As a man of science, you think I’d be comfortable with a microwave, a device handy for exciting my molecules.
I placed my mug of cold coffee in the microwave and closed the door. Using my trusty slide rule I calculated the optimum time. As the seconds ticked down I watched through the meshy window just in case things came to a boil.
Thankfully they did not.
The microwave chirped a friendly beep beep beep so I opened the door and took out the mug. I examined the dark fluid closely.
All seemed well. I stroked my chin thoughtfully. “Hmm,” I said. “I don’t think I’ve ever seen such a flat calm.”
I put the mug on the counter, ensconced the sugar bowl in my loving arms and cued up a teaspoon of sweet heavenly goodness.
As the sugar cascaded into the mug it exploded I was knocked on my ass by a shock wave of exactly 1.21 gigawatts. Covered in burning liquid, I staggered to my feet. Only a crater remained where my mug had been moments before.
I realized I was crying. “Hot water burn baby!!!” I yelled.
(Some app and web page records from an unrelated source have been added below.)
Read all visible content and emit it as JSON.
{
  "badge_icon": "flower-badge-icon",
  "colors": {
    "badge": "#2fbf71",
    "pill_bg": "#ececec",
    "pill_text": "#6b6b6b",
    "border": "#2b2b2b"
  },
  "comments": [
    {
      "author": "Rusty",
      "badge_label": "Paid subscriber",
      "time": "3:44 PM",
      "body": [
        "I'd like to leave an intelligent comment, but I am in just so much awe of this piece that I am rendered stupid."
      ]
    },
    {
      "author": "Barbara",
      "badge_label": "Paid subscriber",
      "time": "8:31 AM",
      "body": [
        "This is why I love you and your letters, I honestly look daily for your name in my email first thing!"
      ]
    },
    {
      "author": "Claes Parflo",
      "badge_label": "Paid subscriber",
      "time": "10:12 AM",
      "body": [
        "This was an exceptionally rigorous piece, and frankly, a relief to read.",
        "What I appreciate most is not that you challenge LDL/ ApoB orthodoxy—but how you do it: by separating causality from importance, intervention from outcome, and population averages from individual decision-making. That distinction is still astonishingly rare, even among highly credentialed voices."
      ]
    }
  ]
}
Experts later determined the blast was equivalent t .42% of the nuclear device set off my North Korea just last week. So I’m in good company.